TASK OBJECTIVE -
Please return each of the entries exactly, minus their pictures.

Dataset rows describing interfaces
##############################
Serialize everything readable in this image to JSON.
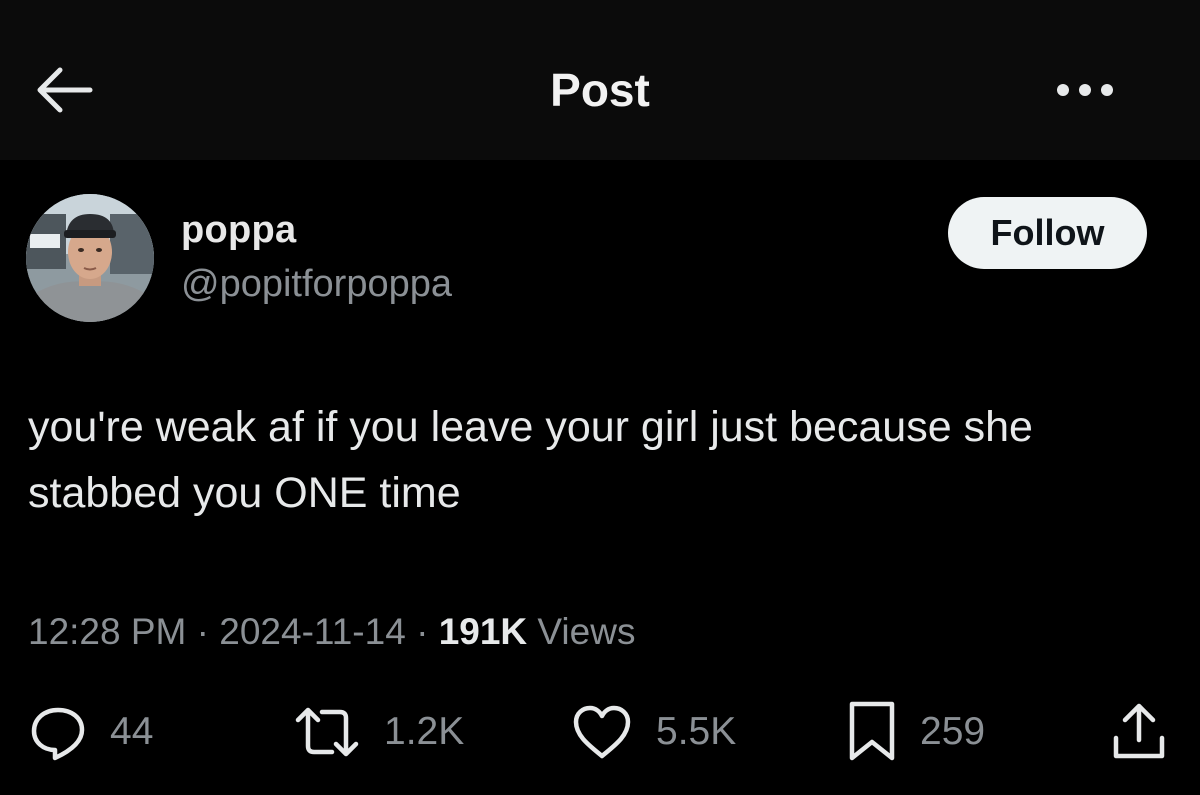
{
  "header": {
    "title": "Post",
    "back_icon": "arrow-left-icon",
    "more_icon": "more-horizontal-icon"
  },
  "author": {
    "name": "poppa",
    "handle": "@popitforpoppa",
    "follow_label": "Follow"
  },
  "post": {
    "text": "you're weak af if you leave your girl just because she stabbed you ONE time",
    "time": "12:28 PM",
    "date": "2024-11-14",
    "separator": " · ",
    "views_count": "191K",
    "views_label": " Views"
  },
  "actions": {
    "replies": "44",
    "reposts": "1.2K",
    "likes": "5.5K",
    "bookmarks": "259"
  },
  "colors": {
    "background": "#000000",
    "text": "#e7e9ea",
    "secondary_text": "#8b9095",
    "follow_bg": "#eff3f4"
  }
}
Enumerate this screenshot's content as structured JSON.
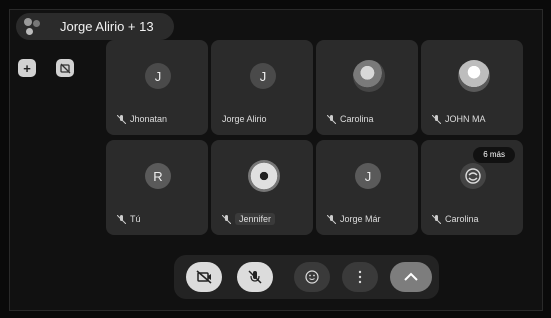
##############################
WRITTEN ANSWER -
Serialize everything readable in this image to JSON.
{
  "header": {
    "title": "Post",
    "back_icon": "arrow-left-icon",
    "more_icon": "more-horizontal-icon"
  },
  "author": {
    "name": "poppa",
    "handle": "@popitforpoppa",
    "follow_label": "Follow"
  },
  "post": {
    "text": "you're weak af if you leave your girl just because she stabbed you ONE time",
    "time": "12:28 PM",
    "date": "2024-11-14",
    "separator": " · ",
    "views_count": "191K",
    "views_label": " Views"
  },
  "actions": {
    "replies": "44",
    "reposts": "1.2K",
    "likes": "5.5K",
    "bookmarks": "259"
  },
  "colors": {
    "background": "#000000",
    "text": "#e7e9ea",
    "secondary_text": "#8b9095",
    "follow_bg": "#eff3f4"
  }
}
Enumerate this screenshot's content as structured JSON.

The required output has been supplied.